[Exercise goal]: Whenever the string "black" turns up in a line below, that line should be copied.

Items from a dataset
⁂
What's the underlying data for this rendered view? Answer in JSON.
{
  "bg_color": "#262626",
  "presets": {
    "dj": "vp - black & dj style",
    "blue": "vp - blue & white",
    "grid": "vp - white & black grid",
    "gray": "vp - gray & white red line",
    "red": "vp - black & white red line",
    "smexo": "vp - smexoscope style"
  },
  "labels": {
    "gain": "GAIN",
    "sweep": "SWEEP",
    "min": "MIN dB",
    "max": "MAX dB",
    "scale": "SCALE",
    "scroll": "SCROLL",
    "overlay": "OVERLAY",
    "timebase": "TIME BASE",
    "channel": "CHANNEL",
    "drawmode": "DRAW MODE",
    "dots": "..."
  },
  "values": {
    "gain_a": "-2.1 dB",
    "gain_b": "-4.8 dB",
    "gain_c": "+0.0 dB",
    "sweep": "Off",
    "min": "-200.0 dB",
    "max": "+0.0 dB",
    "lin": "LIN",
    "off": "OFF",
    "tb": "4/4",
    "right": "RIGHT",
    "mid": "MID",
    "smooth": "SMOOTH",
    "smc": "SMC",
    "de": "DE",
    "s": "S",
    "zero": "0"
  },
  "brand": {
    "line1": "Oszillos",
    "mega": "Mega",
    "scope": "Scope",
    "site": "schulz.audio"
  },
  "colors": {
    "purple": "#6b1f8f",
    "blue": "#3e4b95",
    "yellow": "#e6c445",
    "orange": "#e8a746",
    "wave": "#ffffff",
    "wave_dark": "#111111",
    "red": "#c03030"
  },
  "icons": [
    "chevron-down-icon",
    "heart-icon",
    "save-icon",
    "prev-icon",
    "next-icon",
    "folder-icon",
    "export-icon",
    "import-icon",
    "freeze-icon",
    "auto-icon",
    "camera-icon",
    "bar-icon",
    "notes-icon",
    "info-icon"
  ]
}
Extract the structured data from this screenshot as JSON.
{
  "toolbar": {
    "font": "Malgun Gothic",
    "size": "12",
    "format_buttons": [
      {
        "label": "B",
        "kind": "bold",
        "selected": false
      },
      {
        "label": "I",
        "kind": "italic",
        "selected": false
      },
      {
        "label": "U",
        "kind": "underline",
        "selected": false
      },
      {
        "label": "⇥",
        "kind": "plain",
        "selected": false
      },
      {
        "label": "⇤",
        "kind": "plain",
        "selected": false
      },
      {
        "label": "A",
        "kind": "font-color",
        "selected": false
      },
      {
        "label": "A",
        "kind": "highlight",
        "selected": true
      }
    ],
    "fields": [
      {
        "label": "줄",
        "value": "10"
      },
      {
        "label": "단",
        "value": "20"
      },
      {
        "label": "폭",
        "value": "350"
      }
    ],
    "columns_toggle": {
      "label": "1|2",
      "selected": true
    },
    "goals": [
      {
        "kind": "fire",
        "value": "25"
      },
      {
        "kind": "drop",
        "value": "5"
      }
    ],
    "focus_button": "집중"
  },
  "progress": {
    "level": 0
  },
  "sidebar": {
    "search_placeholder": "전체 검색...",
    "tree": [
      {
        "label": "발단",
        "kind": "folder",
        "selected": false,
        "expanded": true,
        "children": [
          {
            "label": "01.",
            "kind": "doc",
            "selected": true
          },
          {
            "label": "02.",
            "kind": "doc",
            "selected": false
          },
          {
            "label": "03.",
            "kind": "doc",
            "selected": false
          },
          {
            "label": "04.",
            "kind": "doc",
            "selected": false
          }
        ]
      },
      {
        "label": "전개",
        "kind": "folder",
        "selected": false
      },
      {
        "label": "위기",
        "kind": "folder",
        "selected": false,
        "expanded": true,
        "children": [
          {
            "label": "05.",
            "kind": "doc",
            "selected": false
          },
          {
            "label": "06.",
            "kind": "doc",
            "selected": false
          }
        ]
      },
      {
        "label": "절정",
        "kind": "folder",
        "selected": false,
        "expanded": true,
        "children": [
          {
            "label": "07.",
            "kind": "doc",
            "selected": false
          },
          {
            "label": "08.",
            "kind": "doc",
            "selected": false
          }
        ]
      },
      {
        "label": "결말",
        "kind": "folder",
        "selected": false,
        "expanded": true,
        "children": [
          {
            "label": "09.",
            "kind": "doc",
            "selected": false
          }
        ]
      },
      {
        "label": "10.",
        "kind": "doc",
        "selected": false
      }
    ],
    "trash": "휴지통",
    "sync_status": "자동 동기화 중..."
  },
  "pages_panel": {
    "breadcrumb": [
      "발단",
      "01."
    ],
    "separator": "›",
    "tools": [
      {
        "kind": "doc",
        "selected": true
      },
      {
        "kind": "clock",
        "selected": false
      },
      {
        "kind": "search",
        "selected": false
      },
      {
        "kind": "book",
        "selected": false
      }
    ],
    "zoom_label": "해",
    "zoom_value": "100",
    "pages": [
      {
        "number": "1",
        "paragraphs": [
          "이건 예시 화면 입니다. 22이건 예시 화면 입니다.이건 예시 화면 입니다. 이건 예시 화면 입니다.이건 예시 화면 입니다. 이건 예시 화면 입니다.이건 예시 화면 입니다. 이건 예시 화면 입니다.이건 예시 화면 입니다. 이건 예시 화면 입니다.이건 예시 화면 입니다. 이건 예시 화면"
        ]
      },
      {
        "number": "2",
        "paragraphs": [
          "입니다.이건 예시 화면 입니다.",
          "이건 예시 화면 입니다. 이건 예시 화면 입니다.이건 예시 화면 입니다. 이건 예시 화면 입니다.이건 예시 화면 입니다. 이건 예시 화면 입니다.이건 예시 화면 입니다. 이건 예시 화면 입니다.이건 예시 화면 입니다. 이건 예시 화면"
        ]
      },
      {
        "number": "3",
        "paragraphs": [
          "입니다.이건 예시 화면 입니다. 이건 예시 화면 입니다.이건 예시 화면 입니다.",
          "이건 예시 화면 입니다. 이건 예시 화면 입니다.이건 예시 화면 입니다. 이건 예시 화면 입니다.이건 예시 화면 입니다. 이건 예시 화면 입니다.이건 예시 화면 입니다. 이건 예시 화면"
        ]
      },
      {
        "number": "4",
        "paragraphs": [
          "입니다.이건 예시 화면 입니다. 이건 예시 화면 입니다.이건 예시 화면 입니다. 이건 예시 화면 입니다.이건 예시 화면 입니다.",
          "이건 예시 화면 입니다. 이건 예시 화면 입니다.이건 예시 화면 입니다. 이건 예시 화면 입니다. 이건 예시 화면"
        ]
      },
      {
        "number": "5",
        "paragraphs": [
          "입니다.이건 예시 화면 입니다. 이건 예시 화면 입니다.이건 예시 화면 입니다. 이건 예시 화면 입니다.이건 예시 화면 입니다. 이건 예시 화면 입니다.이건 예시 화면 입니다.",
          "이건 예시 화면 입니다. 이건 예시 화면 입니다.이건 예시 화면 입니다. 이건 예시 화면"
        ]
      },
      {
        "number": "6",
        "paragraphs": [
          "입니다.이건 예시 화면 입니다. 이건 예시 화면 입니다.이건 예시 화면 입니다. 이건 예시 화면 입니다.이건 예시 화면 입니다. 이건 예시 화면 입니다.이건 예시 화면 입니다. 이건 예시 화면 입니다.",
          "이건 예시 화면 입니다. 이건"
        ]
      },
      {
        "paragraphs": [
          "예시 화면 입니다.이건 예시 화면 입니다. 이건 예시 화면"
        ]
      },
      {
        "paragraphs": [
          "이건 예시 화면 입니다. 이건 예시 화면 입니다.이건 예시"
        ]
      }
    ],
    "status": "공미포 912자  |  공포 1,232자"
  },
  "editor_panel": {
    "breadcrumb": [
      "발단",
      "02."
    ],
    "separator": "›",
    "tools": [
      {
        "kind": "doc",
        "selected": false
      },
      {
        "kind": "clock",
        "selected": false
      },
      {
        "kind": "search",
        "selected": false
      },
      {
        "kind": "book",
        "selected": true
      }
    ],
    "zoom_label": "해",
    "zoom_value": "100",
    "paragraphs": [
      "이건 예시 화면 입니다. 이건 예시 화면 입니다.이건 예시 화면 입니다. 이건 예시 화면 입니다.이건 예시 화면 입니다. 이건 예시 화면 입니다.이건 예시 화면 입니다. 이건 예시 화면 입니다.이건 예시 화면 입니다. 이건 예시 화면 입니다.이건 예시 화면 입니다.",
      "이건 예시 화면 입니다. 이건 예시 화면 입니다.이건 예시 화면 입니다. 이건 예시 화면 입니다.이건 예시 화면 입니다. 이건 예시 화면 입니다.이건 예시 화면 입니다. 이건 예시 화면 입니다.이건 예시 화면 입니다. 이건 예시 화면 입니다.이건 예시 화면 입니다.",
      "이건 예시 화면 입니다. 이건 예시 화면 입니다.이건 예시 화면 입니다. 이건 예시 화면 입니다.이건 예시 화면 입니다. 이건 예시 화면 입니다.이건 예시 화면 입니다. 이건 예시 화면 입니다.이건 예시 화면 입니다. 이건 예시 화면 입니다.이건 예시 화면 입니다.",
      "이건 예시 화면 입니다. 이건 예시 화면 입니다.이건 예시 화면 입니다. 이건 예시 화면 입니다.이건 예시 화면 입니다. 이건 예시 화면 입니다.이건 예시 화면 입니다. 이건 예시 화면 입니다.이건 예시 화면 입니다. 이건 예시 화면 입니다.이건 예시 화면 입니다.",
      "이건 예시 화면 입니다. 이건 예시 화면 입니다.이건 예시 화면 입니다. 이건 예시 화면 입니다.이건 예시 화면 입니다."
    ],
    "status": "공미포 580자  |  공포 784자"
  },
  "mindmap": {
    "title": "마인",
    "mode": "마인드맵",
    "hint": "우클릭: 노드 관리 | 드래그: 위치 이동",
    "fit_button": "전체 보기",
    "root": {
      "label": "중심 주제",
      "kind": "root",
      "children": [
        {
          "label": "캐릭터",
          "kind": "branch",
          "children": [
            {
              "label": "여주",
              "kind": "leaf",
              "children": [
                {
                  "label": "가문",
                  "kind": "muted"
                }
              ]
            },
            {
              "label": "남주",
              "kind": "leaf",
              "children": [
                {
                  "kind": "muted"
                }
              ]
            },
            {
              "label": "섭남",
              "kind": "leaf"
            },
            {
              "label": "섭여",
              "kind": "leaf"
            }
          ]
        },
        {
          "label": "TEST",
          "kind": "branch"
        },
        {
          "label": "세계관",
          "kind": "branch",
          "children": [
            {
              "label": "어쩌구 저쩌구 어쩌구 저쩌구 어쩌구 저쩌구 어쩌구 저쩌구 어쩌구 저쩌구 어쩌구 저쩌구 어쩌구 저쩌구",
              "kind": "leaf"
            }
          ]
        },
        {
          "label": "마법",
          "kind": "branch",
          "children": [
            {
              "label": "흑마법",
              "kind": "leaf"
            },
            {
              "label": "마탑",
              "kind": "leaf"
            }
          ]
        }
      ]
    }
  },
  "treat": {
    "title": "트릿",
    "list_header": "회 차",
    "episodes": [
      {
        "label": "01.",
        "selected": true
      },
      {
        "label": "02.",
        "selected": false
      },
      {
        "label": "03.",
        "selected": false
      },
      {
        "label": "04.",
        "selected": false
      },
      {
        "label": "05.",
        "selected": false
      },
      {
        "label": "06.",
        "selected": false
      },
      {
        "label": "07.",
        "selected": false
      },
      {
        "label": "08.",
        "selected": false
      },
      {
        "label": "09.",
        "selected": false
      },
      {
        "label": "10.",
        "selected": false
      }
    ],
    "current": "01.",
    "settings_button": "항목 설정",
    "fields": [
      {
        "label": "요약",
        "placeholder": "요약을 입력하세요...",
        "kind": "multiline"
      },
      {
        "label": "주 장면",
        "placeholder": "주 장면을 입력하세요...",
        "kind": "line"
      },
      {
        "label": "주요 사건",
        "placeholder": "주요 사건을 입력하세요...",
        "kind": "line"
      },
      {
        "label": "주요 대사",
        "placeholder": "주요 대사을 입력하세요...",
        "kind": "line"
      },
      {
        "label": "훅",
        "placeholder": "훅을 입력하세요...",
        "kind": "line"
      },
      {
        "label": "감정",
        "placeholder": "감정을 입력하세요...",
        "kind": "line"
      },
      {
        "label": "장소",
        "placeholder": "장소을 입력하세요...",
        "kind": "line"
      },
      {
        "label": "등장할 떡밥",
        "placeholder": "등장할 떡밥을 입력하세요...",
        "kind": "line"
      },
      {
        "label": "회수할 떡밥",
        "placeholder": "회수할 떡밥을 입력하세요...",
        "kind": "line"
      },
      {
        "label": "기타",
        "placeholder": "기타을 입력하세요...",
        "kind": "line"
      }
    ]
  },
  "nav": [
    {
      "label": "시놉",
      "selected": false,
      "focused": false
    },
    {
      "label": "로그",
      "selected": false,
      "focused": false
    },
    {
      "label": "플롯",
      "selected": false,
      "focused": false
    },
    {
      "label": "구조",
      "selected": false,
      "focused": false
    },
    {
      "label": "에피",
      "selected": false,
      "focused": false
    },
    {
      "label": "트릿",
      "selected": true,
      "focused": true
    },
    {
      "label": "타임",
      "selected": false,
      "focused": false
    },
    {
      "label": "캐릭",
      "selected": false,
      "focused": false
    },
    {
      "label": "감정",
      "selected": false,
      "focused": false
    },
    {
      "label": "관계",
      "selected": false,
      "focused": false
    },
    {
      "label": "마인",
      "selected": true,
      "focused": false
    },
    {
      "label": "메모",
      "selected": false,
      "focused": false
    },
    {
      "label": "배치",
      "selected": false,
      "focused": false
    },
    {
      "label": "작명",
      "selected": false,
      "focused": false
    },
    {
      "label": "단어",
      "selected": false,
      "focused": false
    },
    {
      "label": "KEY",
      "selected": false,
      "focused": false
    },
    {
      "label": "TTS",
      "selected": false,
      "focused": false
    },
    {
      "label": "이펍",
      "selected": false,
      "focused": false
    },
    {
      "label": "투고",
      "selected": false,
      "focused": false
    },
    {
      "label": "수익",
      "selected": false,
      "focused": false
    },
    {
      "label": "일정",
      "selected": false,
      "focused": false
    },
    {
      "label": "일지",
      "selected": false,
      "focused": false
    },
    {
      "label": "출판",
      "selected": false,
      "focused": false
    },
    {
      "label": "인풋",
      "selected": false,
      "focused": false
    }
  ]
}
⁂
[Task response]:
    "dj": "vp - black & dj style",
    "grid": "vp - white & black grid",
    "red": "vp - black & white red line",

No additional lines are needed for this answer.